Hosting Explained at BetterWebSpace

Here at BetterWebSpace we're great fans of analogies, and like to think we can explain pretty much any technical concept in plain and simple terms (our beer and bandwidth one is a favourite!).

Hosting and Domain Names

Let's consider your webspace you buy from us to be a house or shop that you're renting (we're effectively your landlords!), it's a very nice property and you can do lots of work on it getting it to look exactly how you want (and for the most part you won't need planning permission!).

Your property is on an estate with lots of other houses and businesses, this estate is our servers. We're responsible for the upkeep of the estate and you're responsible for the upkeep of your property. The town the estate is in is our datacenter housing lots of other estates, and the roads that lead to and from it are the internet.

So, you have a nice house/shop but it doesn't have an address and as such nobody knows where you are or how to get to hold of you. You need an address, a shopfront, a postcode for SatNav! This is your domain name.

As you can see having a domain name without hosting is like having a postcode in the middle of a field, and hosting without a domain name is a property in the middle of nowhere with no way of finding it!

Nameservers and DNS

This is a little bit more complex, but not much...

When you create a domain name it has lots of different records associated with it, just like your property above would have.

Nameservers are things we ask you to add to your domain name to direct it to our servers, essentially we have your domain give out directions to our estate and then we look after your customers and deliver them directly to your property (we're kind like that!).

Most of the other DNS records you'll never need to look at unless you want to do something a little bit more complex. However, we'll cover the two most likely of the complex situations.

  • MX Records
    MX records are added to your domain to tell everyone around the world where to deliver email for you (by default that's usually to us), changing the MX record effectively sets up postal redirection, set up correctly you can redirect your email at a domain level to anywhere (this is slightly different to mail forwarding in your control panel - that is effectively re-mailing where our servers deliver it to your account first, and then forward it on).

  • A Records
    This is the only one we struggled to get into our nice little analogy!
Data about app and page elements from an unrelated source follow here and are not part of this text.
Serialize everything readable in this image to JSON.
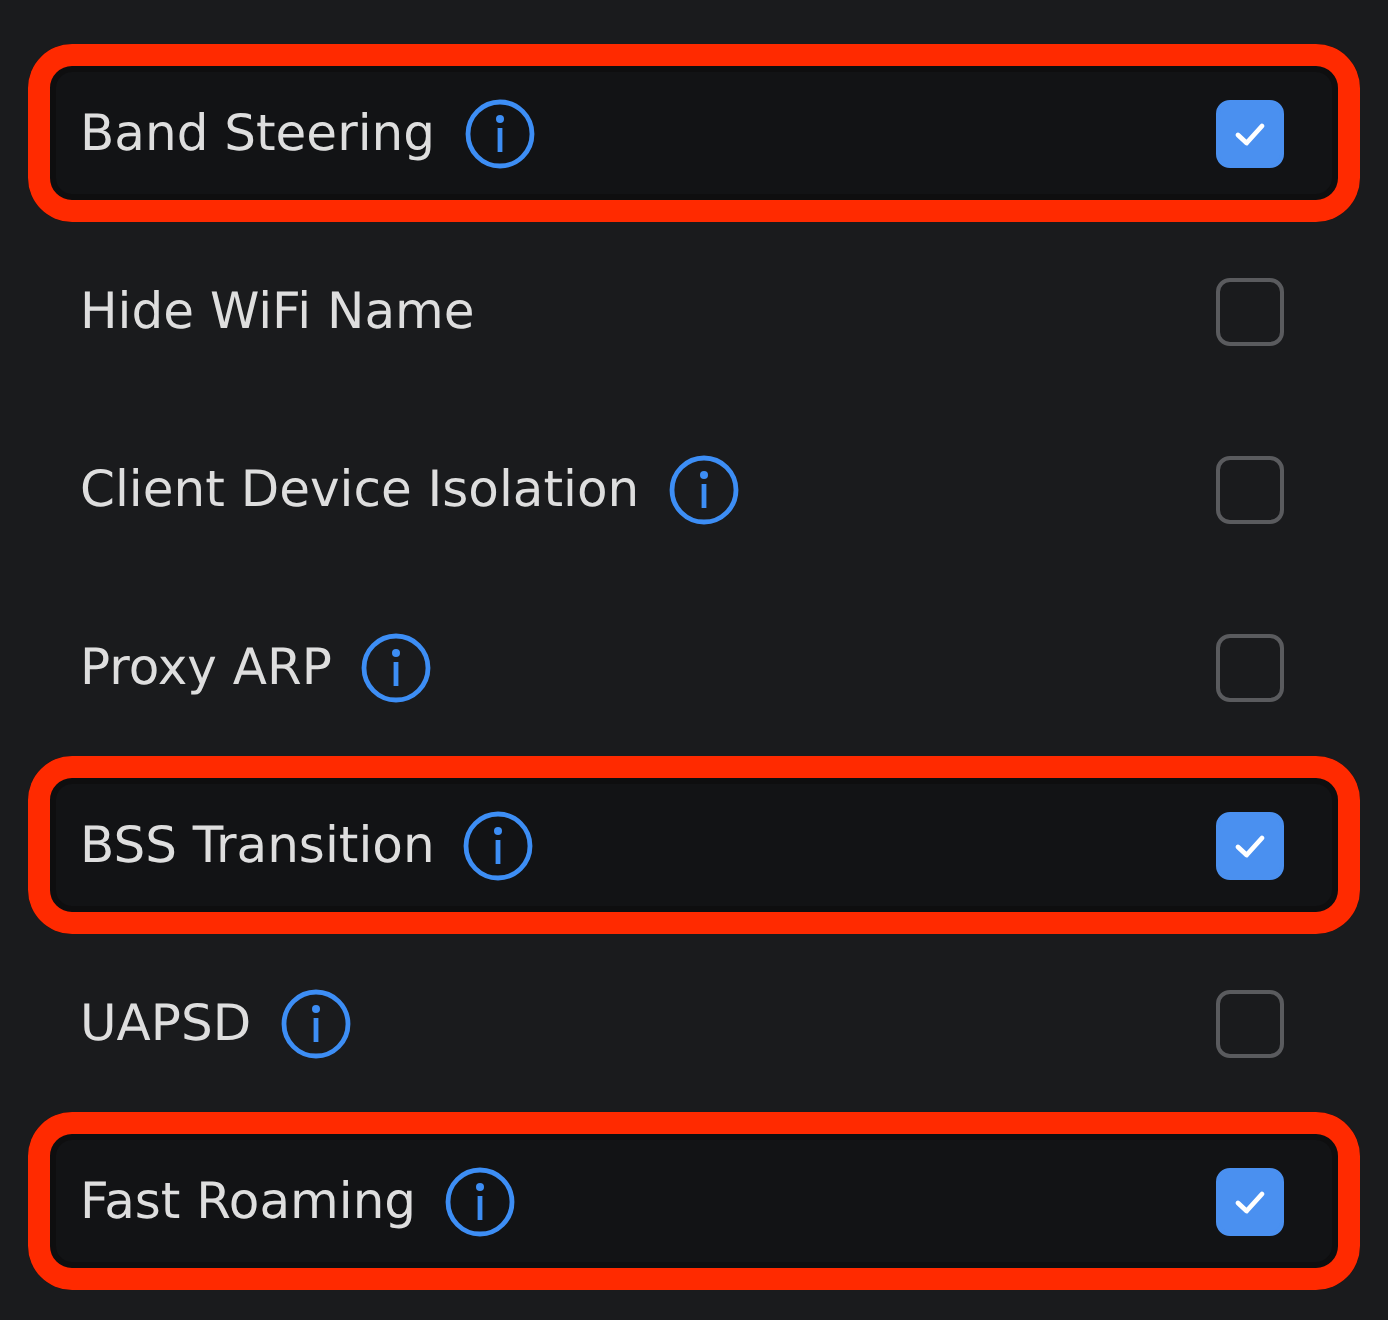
{
  "settings": [
    {
      "label": "Band Steering",
      "info": true,
      "checked": true,
      "highlighted": true
    },
    {
      "label": "Hide WiFi Name",
      "info": false,
      "checked": false,
      "highlighted": false
    },
    {
      "label": "Client Device Isolation",
      "info": true,
      "checked": false,
      "highlighted": false
    },
    {
      "label": "Proxy ARP",
      "info": true,
      "checked": false,
      "highlighted": false
    },
    {
      "label": "BSS Transition",
      "info": true,
      "checked": true,
      "highlighted": true
    },
    {
      "label": "UAPSD",
      "info": true,
      "checked": false,
      "highlighted": false
    },
    {
      "label": "Fast Roaming",
      "info": true,
      "checked": true,
      "highlighted": true
    }
  ]
}
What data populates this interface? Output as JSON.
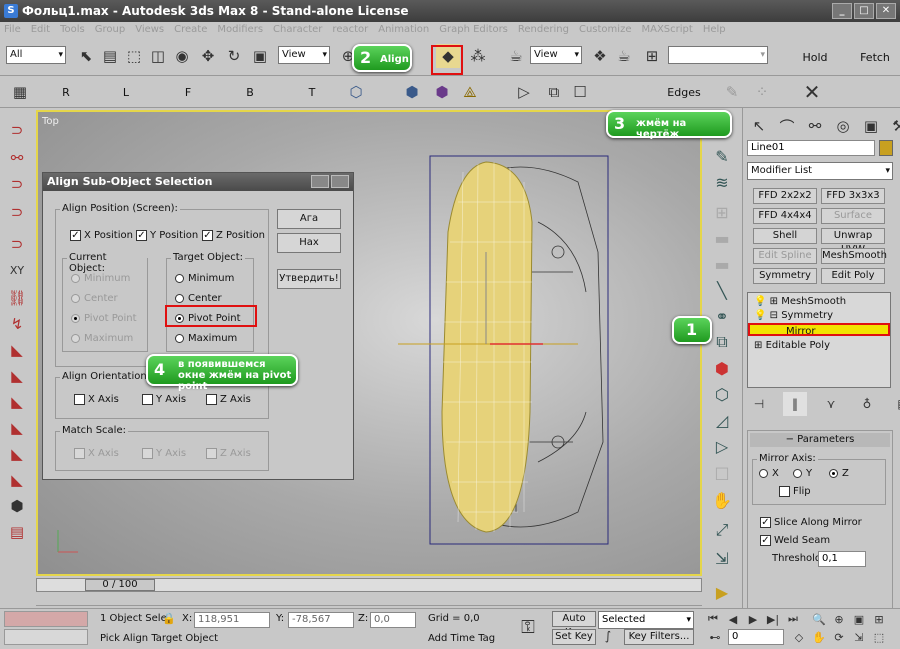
{
  "window": {
    "title": "Фольц1.max - Autodesk 3ds Max 8 - Stand-alone License",
    "controls": [
      "_",
      "□",
      "✕"
    ]
  },
  "menu": [
    "File",
    "Edit",
    "Tools",
    "Group",
    "Views",
    "Create",
    "Modifiers",
    "Character",
    "reactor",
    "Animation",
    "Graph Editors",
    "Rendering",
    "Customize",
    "MAXScript",
    "Help"
  ],
  "toolbar": {
    "selection_filter": "All",
    "ref_coord": "View",
    "ref_coord2": "View",
    "hold": "Hold",
    "fetch": "Fetch"
  },
  "axis_toolbar": {
    "labels": [
      "R",
      "L",
      "F",
      "B",
      "T"
    ],
    "edges": "Edges"
  },
  "viewport": {
    "label": "Top"
  },
  "dialog": {
    "title": "Align Sub-Object Selection",
    "align_position_label": "Align Position (Screen):",
    "x_position": "X Position",
    "y_position": "Y Position",
    "z_position": "Z Position",
    "current_object_label": "Current Object:",
    "target_object_label": "Target Object:",
    "current_options": [
      "Minimum",
      "Center",
      "Pivot Point",
      "Maximum"
    ],
    "target_options": [
      "Minimum",
      "Center",
      "Pivot Point",
      "Maximum"
    ],
    "align_orientation_label": "Align Orientation (Lo",
    "x_axis": "X Axis",
    "y_axis": "Y Axis",
    "z_axis": "Z Axis",
    "match_scale_label": "Match Scale:",
    "apply_button": "Ага",
    "cancel_button": "Нах",
    "ok_button": "Утвердить!"
  },
  "callouts": {
    "c1": "1",
    "c2_num": "2",
    "c2_text": "Align",
    "c3_num": "3",
    "c3_text": "жмём на чертёж",
    "c4_num": "4",
    "c4_text": "в появившемся окне жмём на pivot point"
  },
  "command_panel": {
    "object_name": "Line01",
    "modifier_list": "Modifier List",
    "buttons": [
      {
        "label": "FFD 2x2x2",
        "disabled": false
      },
      {
        "label": "FFD 3x3x3",
        "disabled": false
      },
      {
        "label": "FFD 4x4x4",
        "disabled": false
      },
      {
        "label": "Surface",
        "disabled": true
      },
      {
        "label": "Shell",
        "disabled": false
      },
      {
        "label": "Unwrap UVW",
        "disabled": false
      },
      {
        "label": "Edit Spline",
        "disabled": true
      },
      {
        "label": "MeshSmooth",
        "disabled": false
      },
      {
        "label": "Symmetry",
        "disabled": false
      },
      {
        "label": "Edit Poly",
        "disabled": false
      }
    ],
    "stack": [
      "MeshSmooth",
      "Symmetry",
      "Mirror",
      "Editable Poly"
    ],
    "parameters_title": "Parameters",
    "mirror_axis_label": "Mirror Axis:",
    "axes": [
      "X",
      "Y",
      "Z"
    ],
    "flip": "Flip",
    "slice_along_mirror": "Slice Along Mirror",
    "weld_seam": "Weld Seam",
    "threshold_label": "Threshold:",
    "threshold_value": "0,1"
  },
  "timeline": {
    "frame": "0 / 100"
  },
  "status": {
    "selection": "1 Object Sele",
    "x_label": "X:",
    "x_value": "118,951",
    "y_label": "Y:",
    "y_value": "-78,567",
    "z_label": "Z:",
    "z_value": "0,0",
    "grid": "Grid = 0,0",
    "auto_key": "Auto Key",
    "selected": "Selected",
    "set_key": "Set Key",
    "key_filters": "Key Filters...",
    "prompt": "Pick Align Target Object",
    "add_time_tag": "Add Time Tag",
    "frame_field": "0"
  }
}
The best way we came up with was that it is visitor redirecting, if you change your A record on your domain anybody coming to visit you gets directed elsewhere (but we still accept all your email unless you've changed your MX records!)

We really hope that explains what we do and how we do it!